Take each line of the data that contains the string "true" and copy it.

PROVIDED DATA Start Marker

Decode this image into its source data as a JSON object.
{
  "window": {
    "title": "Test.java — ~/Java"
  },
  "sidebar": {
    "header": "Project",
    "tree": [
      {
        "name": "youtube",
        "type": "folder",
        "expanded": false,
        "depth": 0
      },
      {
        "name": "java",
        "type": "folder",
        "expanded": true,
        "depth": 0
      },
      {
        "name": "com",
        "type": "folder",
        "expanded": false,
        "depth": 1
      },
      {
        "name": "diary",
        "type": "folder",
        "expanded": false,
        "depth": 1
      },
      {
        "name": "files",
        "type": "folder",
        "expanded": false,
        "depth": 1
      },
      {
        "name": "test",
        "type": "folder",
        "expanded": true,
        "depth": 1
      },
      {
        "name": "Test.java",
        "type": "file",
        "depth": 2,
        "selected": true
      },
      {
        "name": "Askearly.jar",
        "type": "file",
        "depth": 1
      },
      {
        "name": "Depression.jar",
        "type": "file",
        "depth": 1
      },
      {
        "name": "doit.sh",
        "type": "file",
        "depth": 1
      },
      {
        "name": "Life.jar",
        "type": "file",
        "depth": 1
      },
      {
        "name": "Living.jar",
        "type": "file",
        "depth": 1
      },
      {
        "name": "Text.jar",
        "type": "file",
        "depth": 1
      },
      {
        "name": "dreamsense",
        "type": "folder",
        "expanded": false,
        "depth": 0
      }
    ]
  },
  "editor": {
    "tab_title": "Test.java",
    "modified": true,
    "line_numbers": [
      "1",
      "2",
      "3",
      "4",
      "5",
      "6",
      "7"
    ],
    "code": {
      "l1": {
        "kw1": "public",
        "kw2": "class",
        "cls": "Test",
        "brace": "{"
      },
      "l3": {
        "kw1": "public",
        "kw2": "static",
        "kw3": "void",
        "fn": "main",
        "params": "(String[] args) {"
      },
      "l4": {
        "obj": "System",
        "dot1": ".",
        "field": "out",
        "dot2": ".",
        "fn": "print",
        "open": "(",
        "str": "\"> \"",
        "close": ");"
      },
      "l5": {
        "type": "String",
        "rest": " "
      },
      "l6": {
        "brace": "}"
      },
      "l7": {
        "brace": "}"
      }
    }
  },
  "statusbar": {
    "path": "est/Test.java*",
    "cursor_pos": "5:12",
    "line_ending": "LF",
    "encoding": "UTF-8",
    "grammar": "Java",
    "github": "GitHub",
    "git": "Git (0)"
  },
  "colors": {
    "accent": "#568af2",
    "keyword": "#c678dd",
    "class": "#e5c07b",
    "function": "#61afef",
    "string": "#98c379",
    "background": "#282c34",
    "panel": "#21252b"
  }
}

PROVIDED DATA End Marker

EXERCISE OUTPUT.
        "expanded": true,
        "expanded": true,
        "selected": true
    "modified": true,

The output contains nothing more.